Excerpts from an interface dataset:
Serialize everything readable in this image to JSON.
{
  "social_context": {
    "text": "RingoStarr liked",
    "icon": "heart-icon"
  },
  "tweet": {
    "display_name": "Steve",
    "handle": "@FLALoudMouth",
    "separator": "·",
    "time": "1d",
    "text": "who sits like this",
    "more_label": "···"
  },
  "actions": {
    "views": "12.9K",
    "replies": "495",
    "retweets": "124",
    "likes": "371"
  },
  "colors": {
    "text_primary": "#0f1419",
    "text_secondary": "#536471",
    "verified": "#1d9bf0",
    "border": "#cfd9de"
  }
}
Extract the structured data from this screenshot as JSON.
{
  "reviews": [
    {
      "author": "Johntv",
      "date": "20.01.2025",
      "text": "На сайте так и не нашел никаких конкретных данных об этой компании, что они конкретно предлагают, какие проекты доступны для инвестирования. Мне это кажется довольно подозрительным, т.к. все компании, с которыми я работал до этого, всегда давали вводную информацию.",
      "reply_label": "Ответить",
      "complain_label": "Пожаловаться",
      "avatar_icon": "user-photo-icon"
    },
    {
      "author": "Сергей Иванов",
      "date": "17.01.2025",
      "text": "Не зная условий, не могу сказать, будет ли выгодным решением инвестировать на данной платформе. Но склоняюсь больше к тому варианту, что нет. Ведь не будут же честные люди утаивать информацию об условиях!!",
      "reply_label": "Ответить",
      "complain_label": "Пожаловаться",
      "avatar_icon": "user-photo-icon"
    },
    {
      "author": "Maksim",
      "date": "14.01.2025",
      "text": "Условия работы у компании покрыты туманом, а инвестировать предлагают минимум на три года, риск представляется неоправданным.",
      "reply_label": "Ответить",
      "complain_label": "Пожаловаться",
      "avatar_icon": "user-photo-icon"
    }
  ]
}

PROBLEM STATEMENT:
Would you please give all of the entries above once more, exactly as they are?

RESPONSE TO THE EXERCISE:
Serialize everything readable in this image to JSON.
{
  "social_context": {
    "text": "RingoStarr liked",
    "icon": "heart-icon"
  },
  "tweet": {
    "display_name": "Steve",
    "handle": "@FLALoudMouth",
    "separator": "·",
    "time": "1d",
    "text": "who sits like this",
    "more_label": "···"
  },
  "actions": {
    "views": "12.9K",
    "replies": "495",
    "retweets": "124",
    "likes": "371"
  },
  "colors": {
    "text_primary": "#0f1419",
    "text_secondary": "#536471",
    "verified": "#1d9bf0",
    "border": "#cfd9de"
  }
}
Extract the structured data from this screenshot as JSON.
{
  "reviews": [
    {
      "author": "Johntv",
      "date": "20.01.2025",
      "text": "На сайте так и не нашел никаких конкретных данных об этой компании, что они конкретно предлагают, какие проекты доступны для инвестирования. Мне это кажется довольно подозрительным, т.к. все компании, с которыми я работал до этого, всегда давали вводную информацию.",
      "reply_label": "Ответить",
      "complain_label": "Пожаловаться",
      "avatar_icon": "user-photo-icon"
    },
    {
      "author": "Сергей Иванов",
      "date": "17.01.2025",
      "text": "Не зная условий, не могу сказать, будет ли выгодным решением инвестировать на данной платформе. Но склоняюсь больше к тому варианту, что нет. Ведь не будут же честные люди утаивать информацию об условиях!!",
      "reply_label": "Ответить",
      "complain_label": "Пожаловаться",
      "avatar_icon": "user-photo-icon"
    },
    {
      "author": "Maksim",
      "date": "14.01.2025",
      "text": "Условия работы у компании покрыты туманом, а инвестировать предлагают минимум на три года, риск представляется неоправданным.",
      "reply_label": "Ответить",
      "complain_label": "Пожаловаться",
      "avatar_icon": "user-photo-icon"
    }
  ]
}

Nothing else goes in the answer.